With live appearance limitations forced by the pandemic, the group has conceded to digital concerts until recently.
Abigail Rojansky, violist with the Verona Quartet, began her musical leanings at a young age after coming to an agreement with her mom. Her professional accomplishments advanced as she came to agreements with others.
Although Rojansky wanted to concentrate on ballet classes, her mom wanted her to enroll in violin lessons, following the avocation of the youngster’s grandfather. The agreement had Rojansky studying both dance and violin, but over time, the ballet stopped, and a preference for viola took hold.
When the Verona Quartet formed some eight years ago — with violinists Jonathan Ong and Dorothy Ro as well as cellist Jonathan Dormand — there would be brainstorming discussions to come to agreements about what to play at concerts that have toured them to four continents.
With live appearance limitations forced by the pandemic, the group has conceded to digital concerts until recently. Masked and vaccinated, the quartet happily makes its second round of stage recitals for the Chamber Music Society of Detroit (CMSD) as the evening presentation also livestreams.
“We’re delighted to be performing three pieces that we really love,” said Rojansky, whose group will be onstage starting at 5 p.m. Saturday, May 15, at the Seligman Performing Arts Center in Beverly Hills and repeated digitally at 8 p.m.
“The first is a contemporary piece (‘Quartet’) by Reena Esmail, who has combined Indian classical music with Western classical tradition in a magical way.

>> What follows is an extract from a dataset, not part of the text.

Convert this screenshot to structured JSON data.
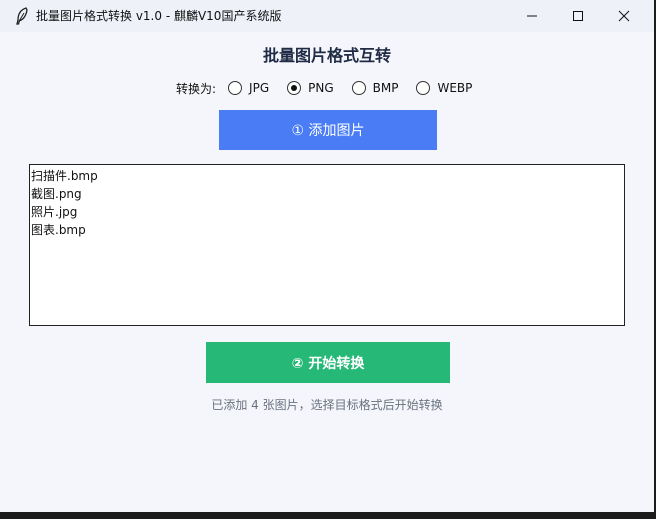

A second piece is the Richard Strauss ‘Sextet,’ and for that, we will be joined by Nicholas Mariscal on cello and Jordan Bak on viola; the piece comes from the Capriccio opera by Strauss. The third piece is the Dvorak ‘American Quartet.’
“The concert is strung from a broad range of our repertoire and a variety of generations and styles. The first two pieces pay reference and homage to folk cultures beyond that of the Western classical tradition. Dvorak is referencing late 19th century sounds and folk music he was hearing in America.”
Verona, on the faculty of Oberlin College and Conservatory of Music in Ohio, formed when members were advanced students at Indiana University. Their professional combination was encouraged by the Pacifica Quartet, which has been featured by the CMSD.
“I went to a music day school in the San Francisco Bay area, where the violin students played viola,” Rojansky, 31, recalled.
“I ended up playing both fairly seriously until I decided to focus on the viola at Oberlin, where I did my undergraduate degree.
“After Indiana, we went [on faculty] to the Julliard School as a quartet and then to the New England Conservatory as a quartet. We’ve been so fortunate to have performed at places like Carnegie Hall in New York and the Kennedy Center for the Performing Arts in Washington, D.C.”
Verona, whose recognition has included the 2020 Chamber Music America’s Cleveland Quartet Award, performs music by many Jewish composers.
“I’ve been doing a lot of research, especially on Jewish composers who have been lost in history, and I’ve been struck by the incredible music that is out there and the prominent part of that music in classical repertoire,” said Rojansky, who had her bat mitzvah in California and has visited relatives in Israel.
“When it was an anniversary of Mieczyslaw Weinberg, a very famous and beloved Jewish composer, we performed Weinberg works within that season.
“We love and play a lot of Shostakovich, who was an advocate of Weinberg.”
With an interest in mixing the artistry of different cultures, Verona worked with Chamber Music Abu Dhabi to appear before audiences in the United Arab Emirates (UAE). One requested project involved a collaboration with local poets.
“Poetry is a very important part of the artistic culture in the UAE,” Rojansky explained.
“Their poets are celebrities, kind of like rock stars, and we suggested some Western classical music. The poets listened and wrote poems in Arabic — we got English translations — based on this music they had never heard. Without the background, they got the essence.”
Verona, which has performed in Kalamazoo and participated in a music competition at the University of Michigan, has continuing goals that involve diversity in composers, timelines, styles and cultural origins with a connecting story.
They chose the name Verona because of its prominence in the storylines of William Shakespeare.
The Verona Quartet presents a concert at 5 p.m. Saturday, May 15, at the Seligman Performing Arts Center, 22305 W. 13 Mile, Beverly Hills. The performance will be accessible remotely at 8 p.m. $10-$30 live/pay-what-you can remotely (available for one week on demand at cameramusic.org). (313) 335-3350. cmsdetroit.org.